Level 10

Hi Nicole,

As Catch-22ish as this will sound (and anticipating that many others will offer the type of reply you expected), my recommended tool of choice is...use Workfront.

If you decide to take that plunge, let me know, and I (and many others, I suspect) would be happy to offer additional details.





Hi Nichole,

Glad you reached out. I would agree that mapping these processes outside of the tool is best.

Here is a recording of a session I did last year at leap, entitled "Design a workflow to change your business." https://workfront-video.wistia.com/medias/rs95gvugh9.

It should answer your first and third bullets. Although it is 50 minutes, you can fast forward :). If you would like to schedule some time to talk through it, just let me know. Happy to help.

As for your other two bullets, here is what I would recommend:

Reco on tools? Lucid, Google Slides, or Smartdraw.

Complex processes? Yes, find a repeatable process that is hard to mess up (should have some familiarity). Ideally, this "workflow" or "process" won't impact your business dramatically as you work to get it optimized. I will leave it at that for now.

Hope this is helpful.



Level 10

Hi Nicole -

Approach: Well, personally, I'm not a big fan of the huge meeting where everyone talks as some people don't talk and conversation gets derailed into 100 other things. LOL! I like to interview each key stake holder one by one and get what they thing the process is. This does take more time, but I find that I get things I never get when it is a large room. I think it has to do with the fact reality doesn't always reflect what is supposed to be happening and people don't want to admit that.

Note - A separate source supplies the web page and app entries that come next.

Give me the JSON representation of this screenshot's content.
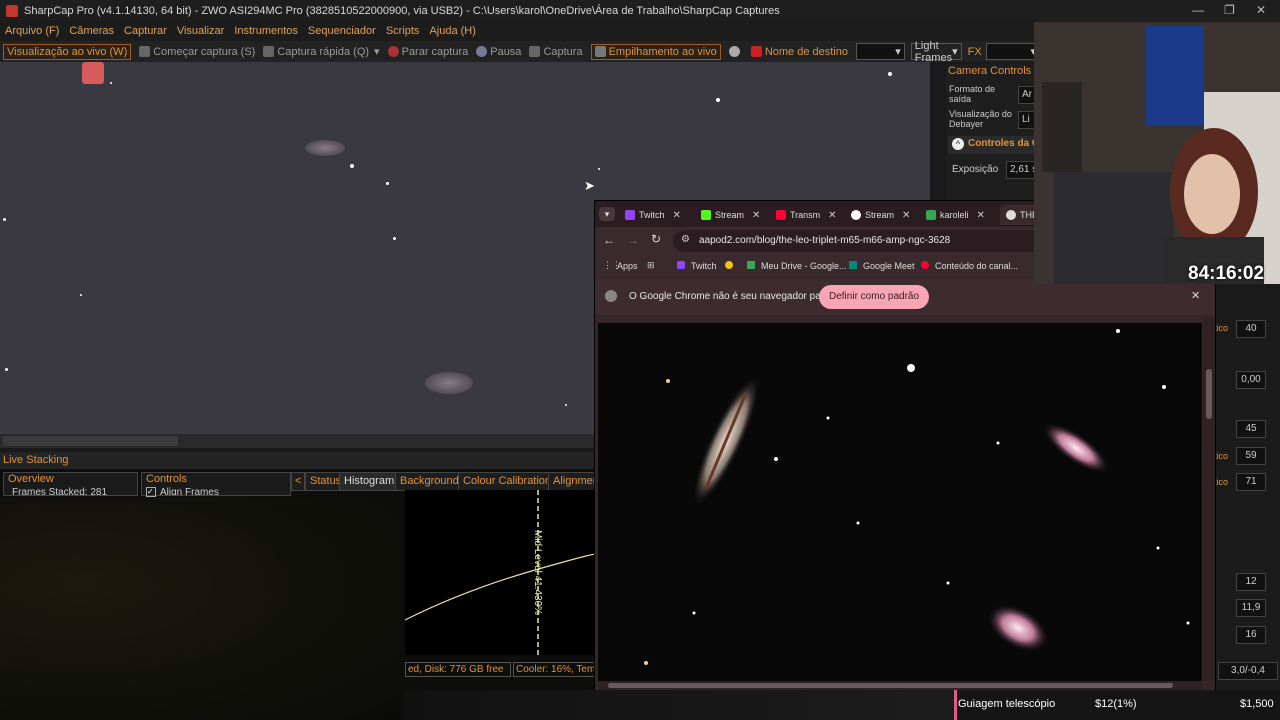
{
  "window": {
    "title": "SharpCap Pro (v4.1.14130, 64 bit) - ZWO ASI294MC Pro (3828510522000900, via USB2) - C:\\Users\\karol\\OneDrive\\Área de Trabalho\\SharpCap Captures"
  },
  "menu": [
    "Arquivo (F)",
    "Câmeras",
    "Capturar",
    "Visualizar",
    "Instrumentos",
    "Sequenciador",
    "Scripts",
    "Ajuda (H)"
  ],
  "toolbar": {
    "live_view": "Visualização ao vivo (W)",
    "start_capture": "Começar captura (S)",
    "quick_capture": "Captura rápida (Q)",
    "stop_capture": "Parar captura",
    "pause": "Pausa",
    "capture": "Captura",
    "live_stack": "Empilhamento ao vivo",
    "target_label": "Nome de destino",
    "target_value": "",
    "frame_type": "Light Frames",
    "fx_label": "FX",
    "fx_value": ""
  },
  "live_stacking": {
    "title": "Live Stacking",
    "overview": "Overview",
    "frames_stacked": "Frames Stacked:  281",
    "controls": "Controls",
    "align_frames": "Align Frames",
    "tabs": [
      "Status",
      "Histogram",
      "Background",
      "Colour Calibration",
      "Alignment"
    ],
    "active_tab": "Histogram",
    "mid_level": "Mid Level 41.430%",
    "disk_status": "ed, Disk: 776 GB free",
    "cooler_status": "Cooler: 16%, Tem"
  },
  "camera_controls": {
    "title": "Camera Controls",
    "output_format_label": "Formato de saída",
    "output_format_value": "Ar",
    "debayer_label": "Visualização do Debayer",
    "debayer_value": "Li",
    "section": "Controles da C",
    "exposure_label": "Exposição",
    "exposure_value": "2,61 s"
  },
  "right_values": [
    {
      "label": "tico",
      "value": "40"
    },
    {
      "label": "",
      "value": "0,00"
    },
    {
      "label": "",
      "value": "45"
    },
    {
      "label": "tico",
      "value": "59"
    },
    {
      "label": "tico",
      "value": "71"
    },
    {
      "label": "",
      "value": "12"
    },
    {
      "label": "",
      "value": "11,9"
    },
    {
      "label": "",
      "value": "16"
    },
    {
      "label": "",
      "value": "3,0/-0,4"
    }
  ],
  "browser": {
    "tabs": [
      {
        "label": "Twitch",
        "color": "#9146ff"
      },
      {
        "label": "Stream",
        "color": "#53fc18"
      },
      {
        "label": "Transm",
        "color": "#ff0033"
      },
      {
        "label": "Stream",
        "color": "#ffffff"
      },
      {
        "label": "karoleli",
        "color": "#34a853"
      },
      {
        "label": "THE L",
        "color": "#dddddd"
      }
    ],
    "url": "aapod2.com/blog/the-leo-triplet-m65-m66-amp-ngc-3628",
    "bookmarks": [
      "Apps",
      "Twitch",
      "Meu Drive - Google...",
      "Google Meet",
      "Conteúdo do canal..."
    ],
    "infobar_text": "O Google Chrome não é seu navegador padrão",
    "infobar_button": "Definir como padrão"
  },
  "stream": {
    "timer": "84:16:02",
    "bottom_label": "Guiagem telescópio",
    "bottom_progress": "$12(1%)",
    "bottom_goal": "$1,500"
  }
}
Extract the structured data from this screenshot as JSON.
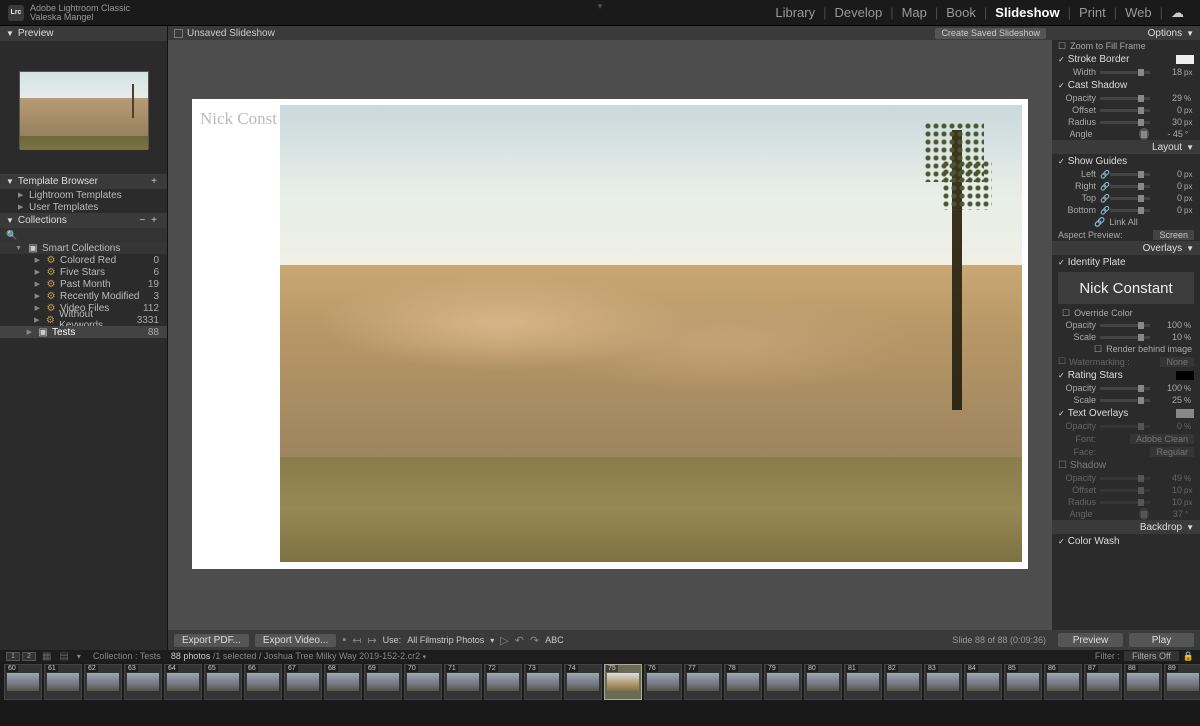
{
  "app": {
    "name": "Adobe Lightroom Classic",
    "catalog": "Valeska Mangel"
  },
  "modules": [
    "Library",
    "Develop",
    "Map",
    "Book",
    "Slideshow",
    "Print",
    "Web"
  ],
  "active_module": "Slideshow",
  "left": {
    "preview_hdr": "Preview",
    "template_hdr": "Template Browser",
    "templates": [
      "Lightroom Templates",
      "User Templates"
    ],
    "collections_hdr": "Collections",
    "smart_hdr": "Smart Collections",
    "smart": [
      {
        "name": "Colored Red",
        "count": "0"
      },
      {
        "name": "Five Stars",
        "count": "6"
      },
      {
        "name": "Past Month",
        "count": "19"
      },
      {
        "name": "Recently Modified",
        "count": "3"
      },
      {
        "name": "Video Files",
        "count": "112"
      },
      {
        "name": "Without Keywords",
        "count": "3331"
      }
    ],
    "tests": {
      "name": "Tests",
      "count": "88"
    }
  },
  "center": {
    "unsaved": "Unsaved Slideshow",
    "create_btn": "Create Saved Slideshow",
    "identity_overlay": "Nick Const",
    "export_pdf": "Export PDF...",
    "export_video": "Export Video...",
    "use_label": "Use:",
    "use_value": "All Filmstrip Photos",
    "abc": "ABC",
    "slide_counter": "Slide 88 of 88 (0:09:36)"
  },
  "right": {
    "options_hdr": "Options",
    "zoom_fill": "Zoom to Fill Frame",
    "stroke_border": "Stroke Border",
    "width_lbl": "Width",
    "width_val": "18",
    "px": "px",
    "cast_shadow": "Cast Shadow",
    "opacity_lbl": "Opacity",
    "opacity_val": "29",
    "pct": "%",
    "offset_lbl": "Offset",
    "offset_val": "0",
    "radius_lbl": "Radius",
    "radius_val": "30",
    "angle_lbl": "Angle",
    "angle_val": "- 45",
    "deg": "°",
    "layout_hdr": "Layout",
    "show_guides": "Show Guides",
    "guides": [
      {
        "lbl": "Left",
        "val": "0"
      },
      {
        "lbl": "Right",
        "val": "0"
      },
      {
        "lbl": "Top",
        "val": "0"
      },
      {
        "lbl": "Bottom",
        "val": "0"
      }
    ],
    "link_all": "Link All",
    "aspect_preview": "Aspect Preview:",
    "aspect_value": "Screen",
    "overlays_hdr": "Overlays",
    "identity_plate": "Identity Plate",
    "identity_name": "Nick Constant",
    "override_color": "Override Color",
    "id_opacity": "100",
    "id_scale": "10",
    "scale_lbl": "Scale",
    "render_behind": "Render behind image",
    "watermarking": "Watermarking :",
    "watermark_val": "None",
    "rating_stars": "Rating Stars",
    "rs_opacity": "100",
    "rs_scale": "25",
    "text_overlays": "Text Overlays",
    "font_lbl": "Font:",
    "font_val": "Adobe Clean",
    "face_lbl": "Face:",
    "face_val": "Regular",
    "to_shadow": "Shadow",
    "to_opacity": "49",
    "to_offset": "10",
    "to_radius": "10",
    "to_angle": "37",
    "backdrop_hdr": "Backdrop",
    "color_wash": "Color Wash",
    "preview_btn": "Preview",
    "play_btn": "Play"
  },
  "filterbar": {
    "collection_label": "Collection :",
    "collection_value": "Tests",
    "count_text": "88 photos",
    "sel_text": "/1 selected / Joshua Tree Milky Way 2019-152-2.cr2",
    "filter_label": "Filter :",
    "filter_value": "Filters Off"
  },
  "filmstrip_start": 60
}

Diagramming: I used to use Visio as it had some options to help optimize the look, but now I use PPT as we don't have Visio anymore.

  • Wanted to add.... since almost everyone I talk to has a slightly different process, I document all of those so when we are in the larger group we can talk about it. This is hard, don't get me wrong, but showing what everyone has in common but then all the points where they stay is nice to show. That way at the end of all this, you have one solid process that everyone can agree to.

As Julie Andrew states in the Sound of Music, I like to start at the very beginning and ask someone, how do you start work? I find for some reason people like to start towards the end of the project. Maybe it is because that usually has a more defined process, I'm not sure. But the start of a project always seems to be where there is confusion. And again, because I like the one-to-one approach, the conversation itself isn't daunting. The daunting part comes when you are diagramming everything you've learned from different people.